"But look how far he had to run!" Umm, not very far. He wasn't even running. He was sort of side-step jogging. He could have tripped, gotten up, and still run over and caught the ball. It wasn't that far, and he had plenty of time. Again, if shortstop Pete Kozma had dropped this ball and sparked a game-winning rally, the headlines would be all about how he had flubbed a routine pop-out and was obviously the re-incarnate of Brooks Conrad.

"There was no chance that they could have turned a double play there, so why make the call?" Although the point of the rule is to prevent an infielder from letting the ball drop and turning a sneaky double play, whether or not that outcome is likely in a given scenario is irrelevant. The rule is in effect when the umpire judges that the infielder should routinely make the play. The fact that the Cardinals almost certainly couldn't have turned a double play on this hit is immaterial.
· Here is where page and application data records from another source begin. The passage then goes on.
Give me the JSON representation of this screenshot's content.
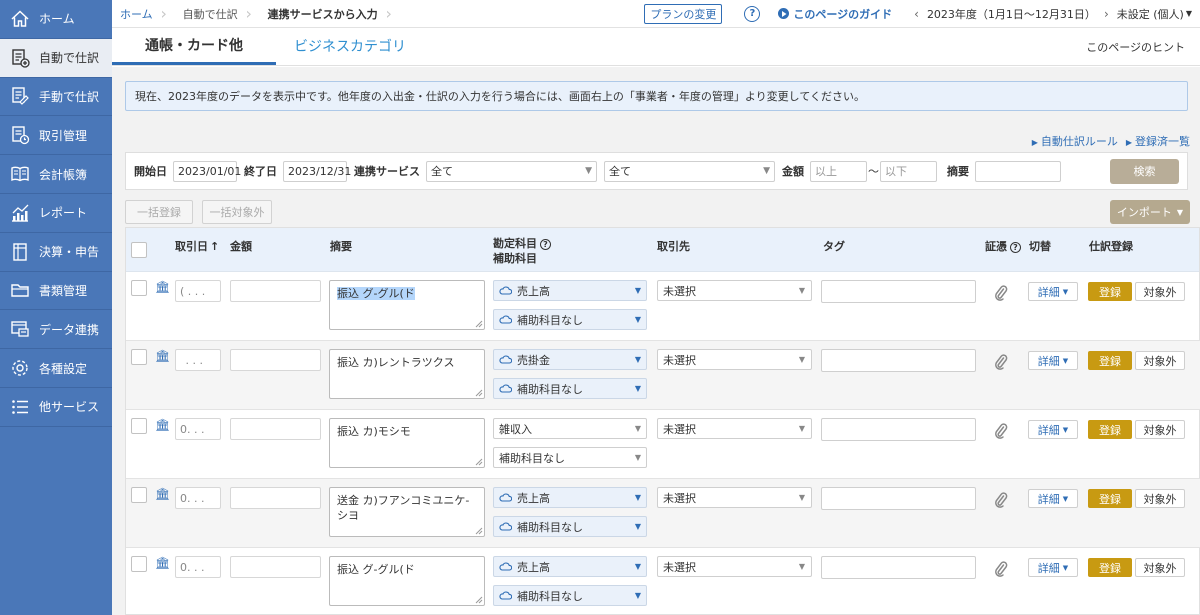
{
  "sidebar": {
    "items": [
      {
        "label": "ホーム",
        "icon": "home-icon"
      },
      {
        "label": "自動で仕訳",
        "icon": "auto-entry-icon",
        "active": true
      },
      {
        "label": "手動で仕訳",
        "icon": "manual-entry-icon"
      },
      {
        "label": "取引管理",
        "icon": "transaction-icon"
      },
      {
        "label": "会計帳簿",
        "icon": "book-icon"
      },
      {
        "label": "レポート",
        "icon": "report-icon"
      },
      {
        "label": "決算・申告",
        "icon": "closing-icon"
      },
      {
        "label": "書類管理",
        "icon": "folder-icon"
      },
      {
        "label": "データ連携",
        "icon": "data-link-icon"
      },
      {
        "label": "各種設定",
        "icon": "gear-icon"
      },
      {
        "label": "他サービス",
        "icon": "list-icon"
      }
    ]
  },
  "breadcrumb": {
    "home": "ホーム",
    "auto": "自動で仕訳",
    "current": "連携サービスから入力"
  },
  "topbar": {
    "plan_change": "プランの変更",
    "help": "?",
    "guide": "このページのガイド",
    "year_prev": "‹",
    "year": "2023年度（1月1日〜12月31日）",
    "year_next": "›",
    "entity": "未設定 (個人)"
  },
  "tabs": {
    "active": "通帳・カード他",
    "other": "ビジネスカテゴリ",
    "hint": "このページのヒント"
  },
  "notice": "現在、2023年度のデータを表示中です。他年度の入出金・仕訳の入力を行う場合には、画面右上の「事業者・年度の管理」より変更してください。",
  "links": {
    "auto_rule": "自動仕訳ルール",
    "registered": "登録済一覧"
  },
  "filter": {
    "start_label": "開始日",
    "start_value": "2023/01/01",
    "end_label": "終了日",
    "end_value": "2023/12/31",
    "service_label": "連携サービス",
    "service_value": "全て",
    "second_value": "全て",
    "amount_label": "金額",
    "amount_min_ph": "以上",
    "amount_sep": "〜",
    "amount_max_ph": "以下",
    "memo_label": "摘要",
    "search": "検索"
  },
  "actions": {
    "bulk_register": "一括登録",
    "bulk_exclude": "一括対象外",
    "import": "インポート"
  },
  "table": {
    "headers": {
      "date": "取引日",
      "amount": "金額",
      "memo": "摘要",
      "account": "勘定科目",
      "subaccount": "補助科目",
      "partner": "取引先",
      "tag": "タグ",
      "evidence": "証憑",
      "switch": "切替",
      "register": "仕訳登録"
    },
    "rows": [
      {
        "date": "( . . .",
        "memo": "振込 グ-グル(ド",
        "account": "売上高",
        "sub": "補助科目なし",
        "partner": "未選択",
        "cloud": true
      },
      {
        "date": " . . .",
        "memo": "振込 カ)レントラツクス",
        "account": "売掛金",
        "sub": "補助科目なし",
        "partner": "未選択",
        "cloud": true
      },
      {
        "date": "0. . .",
        "memo": "振込 カ)モシモ",
        "account": "雑収入",
        "sub": "補助科目なし",
        "partner": "未選択",
        "cloud": false
      },
      {
        "date": "0. . .",
        "memo": "送金 カ)フアンコミユニケ-シヨ",
        "account": "売上高",
        "sub": "補助科目なし",
        "partner": "未選択",
        "cloud": true
      },
      {
        "date": "0. . .",
        "memo": "振込 グ-グル(ド",
        "account": "売上高",
        "sub": "補助科目なし",
        "partner": "未選択",
        "cloud": true
      }
    ],
    "detail": "詳細",
    "register": "登録",
    "exclude": "対象外"
  }
}
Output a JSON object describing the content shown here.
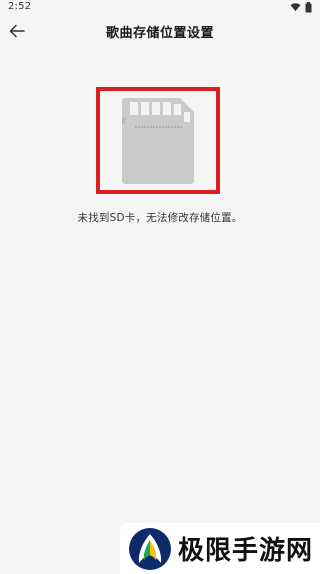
{
  "status_bar": {
    "time": "2:52",
    "icons": [
      "wifi-icon",
      "battery-icon"
    ]
  },
  "header": {
    "title": "歌曲存储位置设置",
    "back_icon": "back-arrow-icon"
  },
  "main": {
    "illustration": "sd-card-icon",
    "message": "未找到SD卡，无法修改存储位置。"
  },
  "watermark": {
    "text": "极限手游网"
  },
  "colors": {
    "highlight_border": "#d81e1e",
    "card": "#c9cacb",
    "background": "#f5f5f5"
  }
}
"Maybe the call wasn't so bad; the problem is that he made it so late!" Actually, there is absolutely no provision for precisely when the infield fly has to be called. Rather, it is just immediately after the umpire judges that the rule applies. Sure, ideally the umpire would make this judgment much earlier than Holbrook did, but this was not your cut-and-dried infield popup at first glance. Holbrook had to wait to make sure that it was, indeed, a routine play. Once he was sure that Kozma had easily tracked down the ball, he immediately made the call (yes, the ball was still in the air). The alternate option, of course, is for Holbrook to make the call too early, and then find out that the ball carried further than he expected and landed far beyond anyone's reach. That would be a far worse outcome.

"OK, fine, but why make this call in such a crucial game? Just let the players play!" Because that's not how rules work. If the bases are loaded in an 11th inning tie, and the pitcher throws ball four to the hitter, the umpire doesn't just say, "Screw that, what a lame way to end this game! Take one more crack at it, Broxton. We'll say you need 5 balls for a walk this time." No, the batter gets his base, and the game ends in an anticlimactic fashion. Similarly, Holbrook judged that a part of the rulebook was in effect at this particular moment. Therefore, he was obligated to make the call. Situation cannot matter to an impartial judge, or else the entire system is ruined. If you pick and choose the opportune times to enforce a rule, then it's not really a rule. It's more of a guideline.

"The ump cost the Braves the game!" No, he didn't. The Braves lost this game because their fielders threw the ball all over the place and let in four unearned runs (in a game which they lost by three), and because they couldn't capitalize on rallies in the 7th and 8th. Chipper Jones had runners on 2nd and 3rd in the 7th, and couldn't get it done. Michael Bourn had the bases loaded in the 8th, and couldn't get it done. Brian McCann could have had a momentum-laden at-bat against Mitchell Boggs, but instead the Atlanta fans decided to throw a bunch of trash on the field in an incredible display of poor sportsmanship, delaying the game long enough to force Mike Matheny to call on his closer a bit early and basically reset the good-vibe-momentum-meter to zero. There is no guarantee that the Braves would have knocked in any of those runs in the 8th, so all that Holbrook cost them was a slightly better chance at not losing.

"But that's such a lame way to lose a game!" Yep, sure is. You won't get any argument from me there, but them's the breaks. Perhaps Simmons should have hit a liner to the gap instead.

Listen, I'm not saying that this play doesn't merit discussion. What I'm saying is that a lot of people are making a lot of statements about the rule without fully understanding what it says or how it is supposed to be enforced. It is written in pretty clear terms, and this particular instance absolutely falls within the boundaries of those terms. So don't worry, Sam Holbrook. The entire country (outside of St. Louis) thinks that you're wrong and that you suck, but I got your back. You were right.